▸ Problem description
Please copy each line of the listing below precisely, excluding the images.

....................

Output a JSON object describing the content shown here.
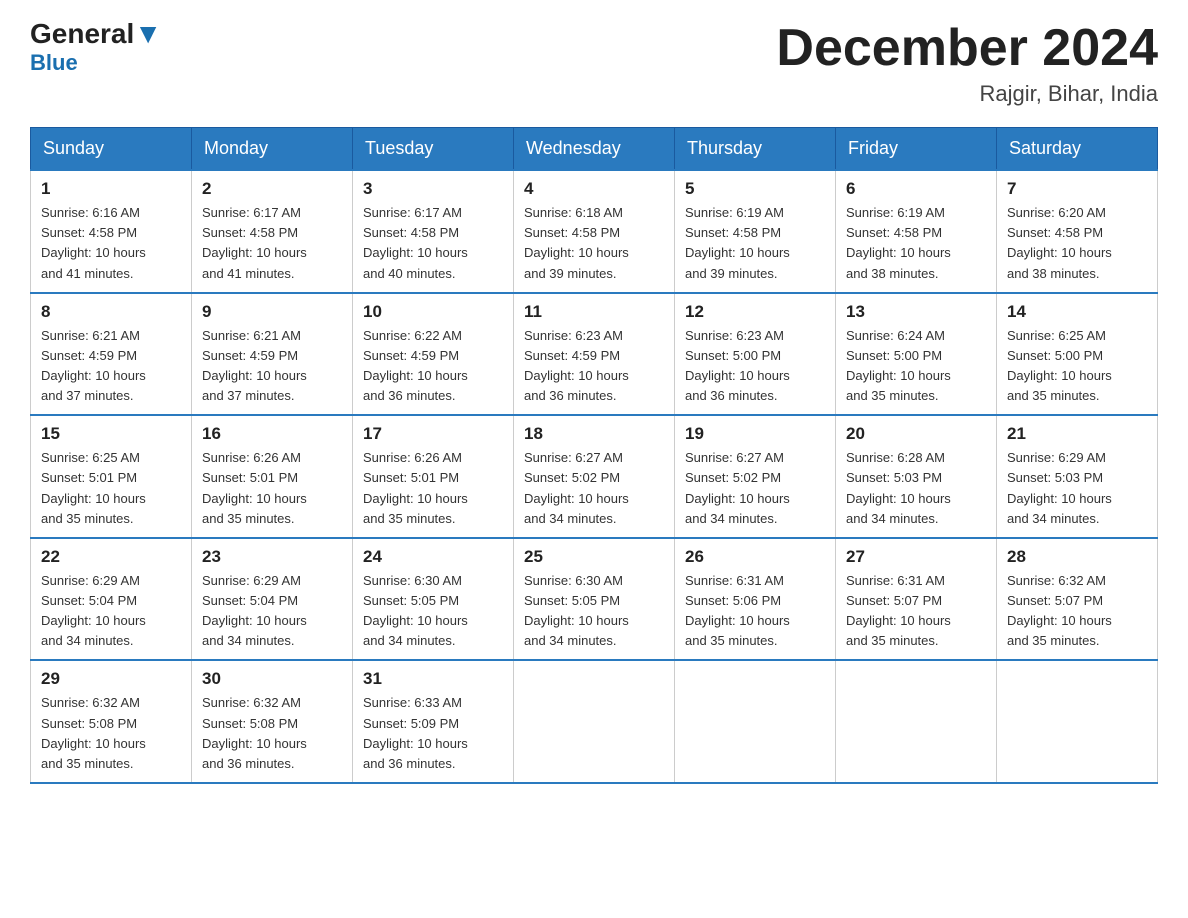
{
  "logo": {
    "text_general": "General",
    "text_blue": "Blue"
  },
  "title": "December 2024",
  "location": "Rajgir, Bihar, India",
  "days_of_week": [
    "Sunday",
    "Monday",
    "Tuesday",
    "Wednesday",
    "Thursday",
    "Friday",
    "Saturday"
  ],
  "weeks": [
    [
      {
        "day": "1",
        "sunrise": "6:16 AM",
        "sunset": "4:58 PM",
        "daylight": "10 hours and 41 minutes."
      },
      {
        "day": "2",
        "sunrise": "6:17 AM",
        "sunset": "4:58 PM",
        "daylight": "10 hours and 41 minutes."
      },
      {
        "day": "3",
        "sunrise": "6:17 AM",
        "sunset": "4:58 PM",
        "daylight": "10 hours and 40 minutes."
      },
      {
        "day": "4",
        "sunrise": "6:18 AM",
        "sunset": "4:58 PM",
        "daylight": "10 hours and 39 minutes."
      },
      {
        "day": "5",
        "sunrise": "6:19 AM",
        "sunset": "4:58 PM",
        "daylight": "10 hours and 39 minutes."
      },
      {
        "day": "6",
        "sunrise": "6:19 AM",
        "sunset": "4:58 PM",
        "daylight": "10 hours and 38 minutes."
      },
      {
        "day": "7",
        "sunrise": "6:20 AM",
        "sunset": "4:58 PM",
        "daylight": "10 hours and 38 minutes."
      }
    ],
    [
      {
        "day": "8",
        "sunrise": "6:21 AM",
        "sunset": "4:59 PM",
        "daylight": "10 hours and 37 minutes."
      },
      {
        "day": "9",
        "sunrise": "6:21 AM",
        "sunset": "4:59 PM",
        "daylight": "10 hours and 37 minutes."
      },
      {
        "day": "10",
        "sunrise": "6:22 AM",
        "sunset": "4:59 PM",
        "daylight": "10 hours and 36 minutes."
      },
      {
        "day": "11",
        "sunrise": "6:23 AM",
        "sunset": "4:59 PM",
        "daylight": "10 hours and 36 minutes."
      },
      {
        "day": "12",
        "sunrise": "6:23 AM",
        "sunset": "5:00 PM",
        "daylight": "10 hours and 36 minutes."
      },
      {
        "day": "13",
        "sunrise": "6:24 AM",
        "sunset": "5:00 PM",
        "daylight": "10 hours and 35 minutes."
      },
      {
        "day": "14",
        "sunrise": "6:25 AM",
        "sunset": "5:00 PM",
        "daylight": "10 hours and 35 minutes."
      }
    ],
    [
      {
        "day": "15",
        "sunrise": "6:25 AM",
        "sunset": "5:01 PM",
        "daylight": "10 hours and 35 minutes."
      },
      {
        "day": "16",
        "sunrise": "6:26 AM",
        "sunset": "5:01 PM",
        "daylight": "10 hours and 35 minutes."
      },
      {
        "day": "17",
        "sunrise": "6:26 AM",
        "sunset": "5:01 PM",
        "daylight": "10 hours and 35 minutes."
      },
      {
        "day": "18",
        "sunrise": "6:27 AM",
        "sunset": "5:02 PM",
        "daylight": "10 hours and 34 minutes."
      },
      {
        "day": "19",
        "sunrise": "6:27 AM",
        "sunset": "5:02 PM",
        "daylight": "10 hours and 34 minutes."
      },
      {
        "day": "20",
        "sunrise": "6:28 AM",
        "sunset": "5:03 PM",
        "daylight": "10 hours and 34 minutes."
      },
      {
        "day": "21",
        "sunrise": "6:29 AM",
        "sunset": "5:03 PM",
        "daylight": "10 hours and 34 minutes."
      }
    ],
    [
      {
        "day": "22",
        "sunrise": "6:29 AM",
        "sunset": "5:04 PM",
        "daylight": "10 hours and 34 minutes."
      },
      {
        "day": "23",
        "sunrise": "6:29 AM",
        "sunset": "5:04 PM",
        "daylight": "10 hours and 34 minutes."
      },
      {
        "day": "24",
        "sunrise": "6:30 AM",
        "sunset": "5:05 PM",
        "daylight": "10 hours and 34 minutes."
      },
      {
        "day": "25",
        "sunrise": "6:30 AM",
        "sunset": "5:05 PM",
        "daylight": "10 hours and 34 minutes."
      },
      {
        "day": "26",
        "sunrise": "6:31 AM",
        "sunset": "5:06 PM",
        "daylight": "10 hours and 35 minutes."
      },
      {
        "day": "27",
        "sunrise": "6:31 AM",
        "sunset": "5:07 PM",
        "daylight": "10 hours and 35 minutes."
      },
      {
        "day": "28",
        "sunrise": "6:32 AM",
        "sunset": "5:07 PM",
        "daylight": "10 hours and 35 minutes."
      }
    ],
    [
      {
        "day": "29",
        "sunrise": "6:32 AM",
        "sunset": "5:08 PM",
        "daylight": "10 hours and 35 minutes."
      },
      {
        "day": "30",
        "sunrise": "6:32 AM",
        "sunset": "5:08 PM",
        "daylight": "10 hours and 36 minutes."
      },
      {
        "day": "31",
        "sunrise": "6:33 AM",
        "sunset": "5:09 PM",
        "daylight": "10 hours and 36 minutes."
      },
      null,
      null,
      null,
      null
    ]
  ],
  "labels": {
    "sunrise": "Sunrise:",
    "sunset": "Sunset:",
    "daylight": "Daylight:"
  }
}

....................

▸ Expected output
Output a JSON object describing the content shown here.
{
  "logo": {
    "text_general": "General",
    "text_blue": "Blue"
  },
  "title": "December 2024",
  "location": "Rajgir, Bihar, India",
  "days_of_week": [
    "Sunday",
    "Monday",
    "Tuesday",
    "Wednesday",
    "Thursday",
    "Friday",
    "Saturday"
  ],
  "weeks": [
    [
      {
        "day": "1",
        "sunrise": "6:16 AM",
        "sunset": "4:58 PM",
        "daylight": "10 hours and 41 minutes."
      },
      {
        "day": "2",
        "sunrise": "6:17 AM",
        "sunset": "4:58 PM",
        "daylight": "10 hours and 41 minutes."
      },
      {
        "day": "3",
        "sunrise": "6:17 AM",
        "sunset": "4:58 PM",
        "daylight": "10 hours and 40 minutes."
      },
      {
        "day": "4",
        "sunrise": "6:18 AM",
        "sunset": "4:58 PM",
        "daylight": "10 hours and 39 minutes."
      },
      {
        "day": "5",
        "sunrise": "6:19 AM",
        "sunset": "4:58 PM",
        "daylight": "10 hours and 39 minutes."
      },
      {
        "day": "6",
        "sunrise": "6:19 AM",
        "sunset": "4:58 PM",
        "daylight": "10 hours and 38 minutes."
      },
      {
        "day": "7",
        "sunrise": "6:20 AM",
        "sunset": "4:58 PM",
        "daylight": "10 hours and 38 minutes."
      }
    ],
    [
      {
        "day": "8",
        "sunrise": "6:21 AM",
        "sunset": "4:59 PM",
        "daylight": "10 hours and 37 minutes."
      },
      {
        "day": "9",
        "sunrise": "6:21 AM",
        "sunset": "4:59 PM",
        "daylight": "10 hours and 37 minutes."
      },
      {
        "day": "10",
        "sunrise": "6:22 AM",
        "sunset": "4:59 PM",
        "daylight": "10 hours and 36 minutes."
      },
      {
        "day": "11",
        "sunrise": "6:23 AM",
        "sunset": "4:59 PM",
        "daylight": "10 hours and 36 minutes."
      },
      {
        "day": "12",
        "sunrise": "6:23 AM",
        "sunset": "5:00 PM",
        "daylight": "10 hours and 36 minutes."
      },
      {
        "day": "13",
        "sunrise": "6:24 AM",
        "sunset": "5:00 PM",
        "daylight": "10 hours and 35 minutes."
      },
      {
        "day": "14",
        "sunrise": "6:25 AM",
        "sunset": "5:00 PM",
        "daylight": "10 hours and 35 minutes."
      }
    ],
    [
      {
        "day": "15",
        "sunrise": "6:25 AM",
        "sunset": "5:01 PM",
        "daylight": "10 hours and 35 minutes."
      },
      {
        "day": "16",
        "sunrise": "6:26 AM",
        "sunset": "5:01 PM",
        "daylight": "10 hours and 35 minutes."
      },
      {
        "day": "17",
        "sunrise": "6:26 AM",
        "sunset": "5:01 PM",
        "daylight": "10 hours and 35 minutes."
      },
      {
        "day": "18",
        "sunrise": "6:27 AM",
        "sunset": "5:02 PM",
        "daylight": "10 hours and 34 minutes."
      },
      {
        "day": "19",
        "sunrise": "6:27 AM",
        "sunset": "5:02 PM",
        "daylight": "10 hours and 34 minutes."
      },
      {
        "day": "20",
        "sunrise": "6:28 AM",
        "sunset": "5:03 PM",
        "daylight": "10 hours and 34 minutes."
      },
      {
        "day": "21",
        "sunrise": "6:29 AM",
        "sunset": "5:03 PM",
        "daylight": "10 hours and 34 minutes."
      }
    ],
    [
      {
        "day": "22",
        "sunrise": "6:29 AM",
        "sunset": "5:04 PM",
        "daylight": "10 hours and 34 minutes."
      },
      {
        "day": "23",
        "sunrise": "6:29 AM",
        "sunset": "5:04 PM",
        "daylight": "10 hours and 34 minutes."
      },
      {
        "day": "24",
        "sunrise": "6:30 AM",
        "sunset": "5:05 PM",
        "daylight": "10 hours and 34 minutes."
      },
      {
        "day": "25",
        "sunrise": "6:30 AM",
        "sunset": "5:05 PM",
        "daylight": "10 hours and 34 minutes."
      },
      {
        "day": "26",
        "sunrise": "6:31 AM",
        "sunset": "5:06 PM",
        "daylight": "10 hours and 35 minutes."
      },
      {
        "day": "27",
        "sunrise": "6:31 AM",
        "sunset": "5:07 PM",
        "daylight": "10 hours and 35 minutes."
      },
      {
        "day": "28",
        "sunrise": "6:32 AM",
        "sunset": "5:07 PM",
        "daylight": "10 hours and 35 minutes."
      }
    ],
    [
      {
        "day": "29",
        "sunrise": "6:32 AM",
        "sunset": "5:08 PM",
        "daylight": "10 hours and 35 minutes."
      },
      {
        "day": "30",
        "sunrise": "6:32 AM",
        "sunset": "5:08 PM",
        "daylight": "10 hours and 36 minutes."
      },
      {
        "day": "31",
        "sunrise": "6:33 AM",
        "sunset": "5:09 PM",
        "daylight": "10 hours and 36 minutes."
      },
      null,
      null,
      null,
      null
    ]
  ],
  "labels": {
    "sunrise": "Sunrise:",
    "sunset": "Sunset:",
    "daylight": "Daylight:"
  }
}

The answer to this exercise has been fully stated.